The State Archives Administration has published a video series on the War of Resistance against Japanese Aggression to depict historical events and honor the Chinese fighting spirit.
The first part of the series on the July 7 Incident in 1937 was released on Monday on the administration’s official website.
The July 7 Incident marked the beginning of China’s eight-year War of Resistance against Japanese Aggression, when Lugou Bridge, known as Marco Polo Bridge to Westerners and a crucial access point to Beijing, was attacked by Japanese troops.
The video clips depict the night of July 7, 1937, when Japanese troops carried out so-called military training maneuvers in the vicinity of Lugou Bridge, and demanded entry to the nearby town of Wanping to search for a missing soldier, which was refused by the Chinese side.

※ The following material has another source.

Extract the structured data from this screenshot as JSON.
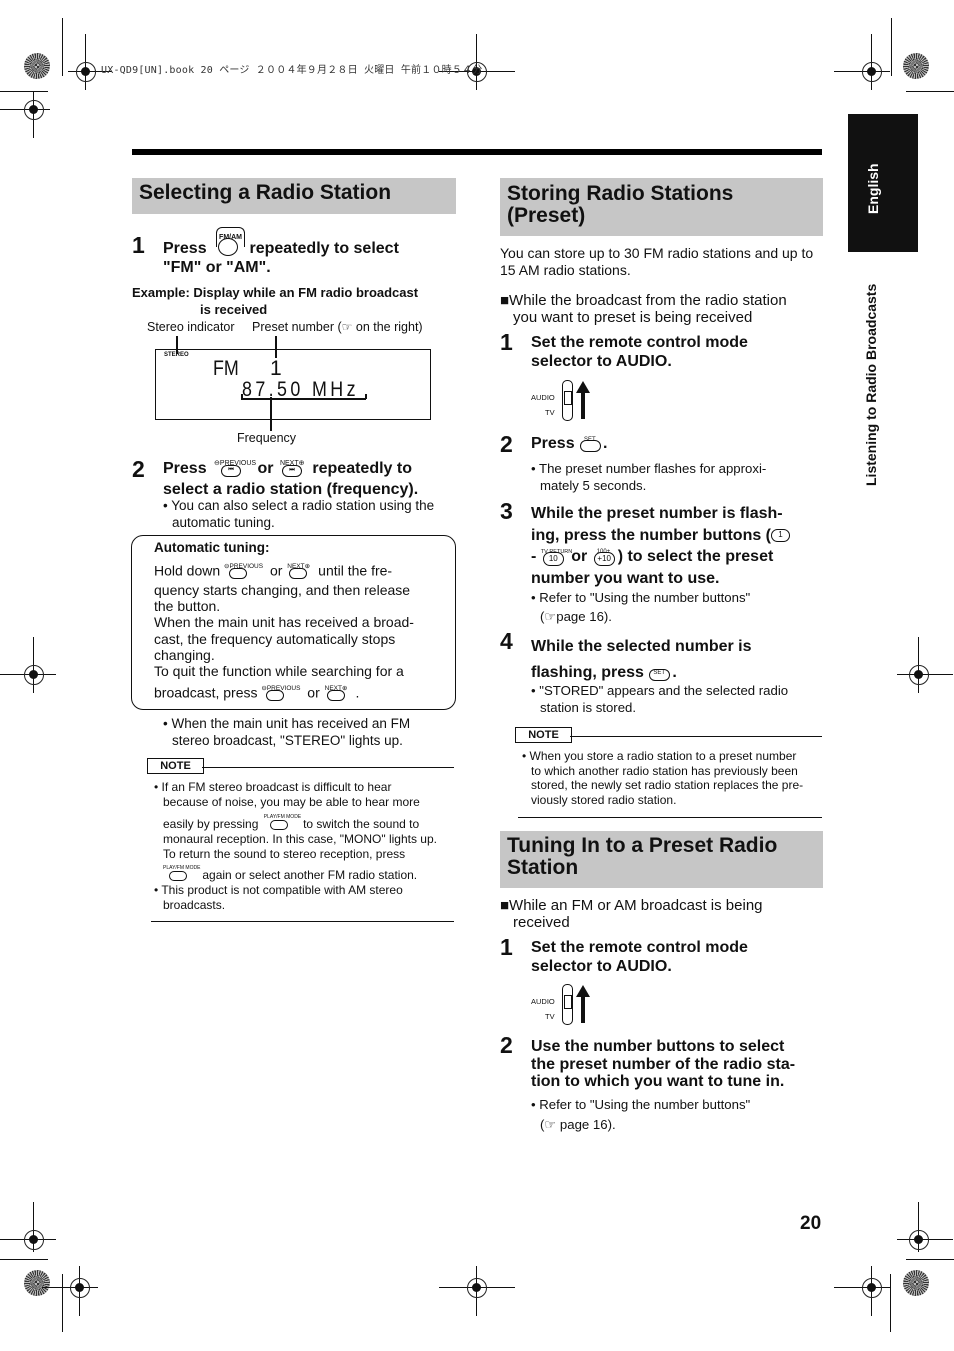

Later, Japanese soldiers besieged Wanping and launched an attack. Chinese regimental commander Ji Xingwen led the Chinese defenses.
The incident led directly to Japan’s full-scale invasion, with Beiping (the former name of Beijing), Tianjin and other northern cities being occupied at the end of July 1937.
After the incident, the Communist Party of China called on the people to fight the Japanese, which was echoed by Chiang Kai-shek, the Kuomintang leader.
China holds national memorial activities on Sept 3 each year to mark “Victory Day”, the day after the Japanese government officially surrendered on Sept 2, 1945.
In February of this year, the day was designated through legislative procedures as the Victory Day of the Chinese People’s War of Resistance against Japanese Aggression.